ACTION ITEM – Below are some lines of data. Return all of them as they are.

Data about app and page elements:
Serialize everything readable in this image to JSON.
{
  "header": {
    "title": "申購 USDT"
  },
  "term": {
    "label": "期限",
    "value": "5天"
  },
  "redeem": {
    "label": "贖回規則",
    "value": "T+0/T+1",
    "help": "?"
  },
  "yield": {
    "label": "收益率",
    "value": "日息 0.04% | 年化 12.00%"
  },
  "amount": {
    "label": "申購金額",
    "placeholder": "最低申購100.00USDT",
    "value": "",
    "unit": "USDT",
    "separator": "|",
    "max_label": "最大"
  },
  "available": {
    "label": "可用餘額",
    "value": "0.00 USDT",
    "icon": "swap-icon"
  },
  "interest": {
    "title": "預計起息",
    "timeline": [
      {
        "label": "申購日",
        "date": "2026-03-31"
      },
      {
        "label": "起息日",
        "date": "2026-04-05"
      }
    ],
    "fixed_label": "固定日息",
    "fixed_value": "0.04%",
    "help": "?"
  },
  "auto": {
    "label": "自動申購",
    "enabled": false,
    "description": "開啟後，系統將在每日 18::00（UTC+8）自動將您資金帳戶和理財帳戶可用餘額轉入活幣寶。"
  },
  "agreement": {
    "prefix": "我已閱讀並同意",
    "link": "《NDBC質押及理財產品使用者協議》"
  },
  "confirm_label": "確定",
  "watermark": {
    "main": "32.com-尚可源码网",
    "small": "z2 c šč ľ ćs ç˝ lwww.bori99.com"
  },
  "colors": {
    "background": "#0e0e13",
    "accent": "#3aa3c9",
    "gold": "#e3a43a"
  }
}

EXERCISE ANSWER –
Serialize everything readable in this image to JSON.
{
  "header": {
    "title": "申購 USDT"
  },
  "term": {
    "label": "期限",
    "value": "5天"
  },
  "redeem": {
    "label": "贖回規則",
    "value": "T+0/T+1",
    "help": "?"
  },
  "yield": {
    "label": "收益率",
    "value": "日息 0.04% | 年化 12.00%"
  },
  "amount": {
    "label": "申購金額",
    "placeholder": "最低申購100.00USDT",
    "value": "",
    "unit": "USDT",
    "separator": "|",
    "max_label": "最大"
  },
  "available": {
    "label": "可用餘額",
    "value": "0.00 USDT",
    "icon": "swap-icon"
  },
  "interest": {
    "title": "預計起息",
    "timeline": [
      {
        "label": "申購日",
        "date": "2026-03-31"
      },
      {
        "label": "起息日",
        "date": "2026-04-05"
      }
    ],
    "fixed_label": "固定日息",
    "fixed_value": "0.04%",
    "help": "?"
  },
  "auto": {
    "label": "自動申購",
    "enabled": false,
    "description": "開啟後，系統將在每日 18::00（UTC+8）自動將您資金帳戶和理財帳戶可用餘額轉入活幣寶。"
  },
  "agreement": {
    "prefix": "我已閱讀並同意",
    "link": "《NDBC質押及理財產品使用者協議》"
  },
  "confirm_label": "確定",
  "watermark": {
    "main": "32.com-尚可源码网",
    "small": "z2 c šč ľ ćs ç˝ lwww.bori99.com"
  },
  "colors": {
    "background": "#0e0e13",
    "accent": "#3aa3c9",
    "gold": "#e3a43a"
  }
}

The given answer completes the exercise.